### [EXERCISE DETAILS]
Work through the records below and copy every line that includes "label".

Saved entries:
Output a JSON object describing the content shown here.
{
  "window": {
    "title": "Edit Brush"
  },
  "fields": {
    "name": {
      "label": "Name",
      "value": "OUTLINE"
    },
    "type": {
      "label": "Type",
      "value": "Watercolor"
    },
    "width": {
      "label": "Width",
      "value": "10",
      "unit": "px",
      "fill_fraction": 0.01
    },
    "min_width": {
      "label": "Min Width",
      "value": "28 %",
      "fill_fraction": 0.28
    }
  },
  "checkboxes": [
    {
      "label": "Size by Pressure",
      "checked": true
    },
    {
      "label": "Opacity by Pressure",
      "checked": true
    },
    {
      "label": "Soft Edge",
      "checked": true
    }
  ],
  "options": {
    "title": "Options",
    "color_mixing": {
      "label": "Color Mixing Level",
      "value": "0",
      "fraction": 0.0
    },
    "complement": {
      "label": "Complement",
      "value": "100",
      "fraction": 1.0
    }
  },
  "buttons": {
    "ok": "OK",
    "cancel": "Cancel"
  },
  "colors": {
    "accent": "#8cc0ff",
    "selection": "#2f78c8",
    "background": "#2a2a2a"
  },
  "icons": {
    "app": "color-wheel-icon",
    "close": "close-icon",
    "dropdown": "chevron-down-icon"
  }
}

### [OUTPUT OF THE EXERCISE]
      "label": "Name",
      "label": "Type",
      "label": "Width",
      "label": "Min Width",
      "label": "Size by Pressure",
      "label": "Opacity by Pressure",
      "label": "Soft Edge",
      "label": "Color Mixing Level",
      "label": "Complement",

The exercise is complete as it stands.